Third, not only can the jury disagree as to what occurred, but one of the three crimes is so circular as to produce vertigo in the jury room. The prosecutors zapped a dead misdemeanor back into life by claiming a violation under New York’s election law 17-152. 

The argument is that the crime was committed to further another crime as an unlawful means to influence the election. However, that other crime can be the falsification of business records. So the jury (or some jurors, at least) could find that some documents were falsified as an unlawful means of falsifying other documents.

I'm not an attorney, but I am a reasonably intelligent person, and I can't visualize 12 jurors coming to a unanimous agreement — other than for political reasons — based on what you just read. 

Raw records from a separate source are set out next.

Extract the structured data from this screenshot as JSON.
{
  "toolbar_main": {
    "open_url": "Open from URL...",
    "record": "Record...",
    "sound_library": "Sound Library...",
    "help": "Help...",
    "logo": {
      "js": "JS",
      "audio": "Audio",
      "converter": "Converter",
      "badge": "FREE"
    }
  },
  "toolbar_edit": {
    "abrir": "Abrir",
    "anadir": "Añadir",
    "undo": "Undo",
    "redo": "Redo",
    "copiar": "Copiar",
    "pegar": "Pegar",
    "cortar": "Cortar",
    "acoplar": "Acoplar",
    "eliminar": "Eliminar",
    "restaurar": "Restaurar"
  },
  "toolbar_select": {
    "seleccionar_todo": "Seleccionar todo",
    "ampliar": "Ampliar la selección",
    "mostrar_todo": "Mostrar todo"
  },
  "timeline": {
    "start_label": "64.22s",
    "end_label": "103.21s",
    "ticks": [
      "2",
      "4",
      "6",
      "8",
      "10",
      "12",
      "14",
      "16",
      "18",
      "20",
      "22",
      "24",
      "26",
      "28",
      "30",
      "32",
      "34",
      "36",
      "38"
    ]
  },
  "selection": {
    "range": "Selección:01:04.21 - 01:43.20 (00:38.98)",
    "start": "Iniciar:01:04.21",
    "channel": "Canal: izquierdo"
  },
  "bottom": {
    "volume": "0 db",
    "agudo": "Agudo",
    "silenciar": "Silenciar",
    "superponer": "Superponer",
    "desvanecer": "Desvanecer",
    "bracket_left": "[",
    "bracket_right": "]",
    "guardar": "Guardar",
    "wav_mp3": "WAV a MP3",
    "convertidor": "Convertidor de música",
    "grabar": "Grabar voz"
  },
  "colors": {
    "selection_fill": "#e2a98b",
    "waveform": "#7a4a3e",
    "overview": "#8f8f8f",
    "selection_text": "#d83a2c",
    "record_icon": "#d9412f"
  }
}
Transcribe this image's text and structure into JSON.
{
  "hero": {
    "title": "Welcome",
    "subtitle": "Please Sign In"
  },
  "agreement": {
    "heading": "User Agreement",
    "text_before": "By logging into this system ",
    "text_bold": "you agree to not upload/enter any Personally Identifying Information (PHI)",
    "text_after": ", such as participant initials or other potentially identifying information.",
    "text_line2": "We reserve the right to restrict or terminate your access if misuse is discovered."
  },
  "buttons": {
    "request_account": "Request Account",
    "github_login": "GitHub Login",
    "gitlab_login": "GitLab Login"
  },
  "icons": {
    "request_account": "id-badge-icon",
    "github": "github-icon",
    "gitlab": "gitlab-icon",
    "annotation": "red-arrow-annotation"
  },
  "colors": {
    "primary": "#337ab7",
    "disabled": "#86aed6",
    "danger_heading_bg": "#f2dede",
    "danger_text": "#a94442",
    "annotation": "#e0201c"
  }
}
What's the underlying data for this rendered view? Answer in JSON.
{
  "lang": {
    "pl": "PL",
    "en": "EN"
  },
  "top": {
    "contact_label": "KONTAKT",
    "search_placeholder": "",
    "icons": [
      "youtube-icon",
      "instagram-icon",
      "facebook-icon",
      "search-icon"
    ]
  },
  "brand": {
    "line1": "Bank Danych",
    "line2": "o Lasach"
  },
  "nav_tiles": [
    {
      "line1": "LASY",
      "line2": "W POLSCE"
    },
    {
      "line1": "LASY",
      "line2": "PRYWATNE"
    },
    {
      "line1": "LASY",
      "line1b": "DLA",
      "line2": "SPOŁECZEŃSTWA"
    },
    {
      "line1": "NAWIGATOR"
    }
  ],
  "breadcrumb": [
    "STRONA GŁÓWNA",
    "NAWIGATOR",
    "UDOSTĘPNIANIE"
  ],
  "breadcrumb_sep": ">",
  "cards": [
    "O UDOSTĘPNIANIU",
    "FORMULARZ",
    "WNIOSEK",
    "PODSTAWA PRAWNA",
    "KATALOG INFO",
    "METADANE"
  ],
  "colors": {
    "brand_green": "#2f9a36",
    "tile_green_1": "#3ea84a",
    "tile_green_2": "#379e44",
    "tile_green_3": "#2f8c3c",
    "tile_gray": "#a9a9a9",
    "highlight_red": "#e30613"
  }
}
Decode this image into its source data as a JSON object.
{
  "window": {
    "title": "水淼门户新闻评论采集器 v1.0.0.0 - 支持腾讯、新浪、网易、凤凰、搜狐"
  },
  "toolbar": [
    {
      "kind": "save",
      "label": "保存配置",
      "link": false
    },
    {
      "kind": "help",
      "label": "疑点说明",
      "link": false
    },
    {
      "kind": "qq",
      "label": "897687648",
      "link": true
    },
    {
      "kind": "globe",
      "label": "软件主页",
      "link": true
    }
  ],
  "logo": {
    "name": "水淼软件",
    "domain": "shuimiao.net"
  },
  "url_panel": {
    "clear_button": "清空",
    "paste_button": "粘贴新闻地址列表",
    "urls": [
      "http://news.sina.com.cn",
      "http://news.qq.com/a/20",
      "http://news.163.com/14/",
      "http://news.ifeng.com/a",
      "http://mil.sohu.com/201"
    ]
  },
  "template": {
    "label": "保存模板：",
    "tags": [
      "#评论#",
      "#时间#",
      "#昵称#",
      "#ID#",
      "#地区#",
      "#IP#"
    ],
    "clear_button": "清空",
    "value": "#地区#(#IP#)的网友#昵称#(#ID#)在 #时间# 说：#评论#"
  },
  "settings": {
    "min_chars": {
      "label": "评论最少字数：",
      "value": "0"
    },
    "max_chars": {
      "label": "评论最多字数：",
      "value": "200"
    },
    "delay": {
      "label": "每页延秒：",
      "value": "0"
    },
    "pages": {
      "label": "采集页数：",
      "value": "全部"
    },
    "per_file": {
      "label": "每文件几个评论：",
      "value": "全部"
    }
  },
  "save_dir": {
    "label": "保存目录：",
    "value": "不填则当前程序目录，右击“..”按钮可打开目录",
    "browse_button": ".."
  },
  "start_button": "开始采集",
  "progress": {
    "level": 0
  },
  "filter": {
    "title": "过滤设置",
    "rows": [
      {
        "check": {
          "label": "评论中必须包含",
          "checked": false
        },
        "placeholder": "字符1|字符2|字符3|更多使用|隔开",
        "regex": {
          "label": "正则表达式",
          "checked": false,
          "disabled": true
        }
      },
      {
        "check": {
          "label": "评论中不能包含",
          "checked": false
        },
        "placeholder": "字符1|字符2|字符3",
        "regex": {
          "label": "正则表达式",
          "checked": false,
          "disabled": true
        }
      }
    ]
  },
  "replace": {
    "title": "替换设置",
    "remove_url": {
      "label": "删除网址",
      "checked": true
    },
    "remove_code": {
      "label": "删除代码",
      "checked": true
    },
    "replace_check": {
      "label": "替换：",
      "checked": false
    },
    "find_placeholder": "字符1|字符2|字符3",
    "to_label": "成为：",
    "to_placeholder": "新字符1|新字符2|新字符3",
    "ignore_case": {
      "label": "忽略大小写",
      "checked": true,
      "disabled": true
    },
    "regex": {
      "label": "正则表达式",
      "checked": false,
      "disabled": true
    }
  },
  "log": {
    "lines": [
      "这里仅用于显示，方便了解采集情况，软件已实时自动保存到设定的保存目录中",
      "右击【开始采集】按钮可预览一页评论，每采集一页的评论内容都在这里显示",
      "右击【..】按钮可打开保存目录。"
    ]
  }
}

Speaking of the jurors, two of them are attorneys, which makes for interesting speculation. 

One or both could reject a conviction based on any number of reasons, including that the prosecution didn't prove its case beyond a reasonable doubt, or even a legal technicality. On the other hand, lawyers who work for liberal New York law firms might very well be inclined to "bring home a guilty verdict for the firm." 

Turley emphasized that Merchan is allowing conviction based on a “general intent” to defraud “any person or entity,” and that while the judge has "largely stuck to the standard jury instructions," the Trump case is "anything but standard."  With an ambiguous claim of “influencing” an election, Turley said, "a general intent instruction without better definition to this case can be an invitation for bias."

No kidding? Professor, the "bias" ship sailed before the trial began.

Given all of the above, Turley believes an acquittal is virtually impossible, leaving either a hung jury or a conviction. If the jury reports that it can't make a decision, Merchan could instruct jurors to try again to reach a verdict. If they still can't, he would be forced to declare a mistrial. 

Prosecutors would then have to decide whether they want to retry the case. I'll go out on a safe limb and bet that's exactly what they would do. After all, keeping Trump in his "cage" has been the objective from the beginning.


It's in Their Hands Now

'Mother Theresa Couldn't Beat These Charges': Trump Outside Courtroom After Jury Begins Deliberations

CNN's Zakaria Has Brief Moment of Clarity – Defends Trump, Calls Hush Money Trial 'Politically Motivated'


Trending on RedState Videos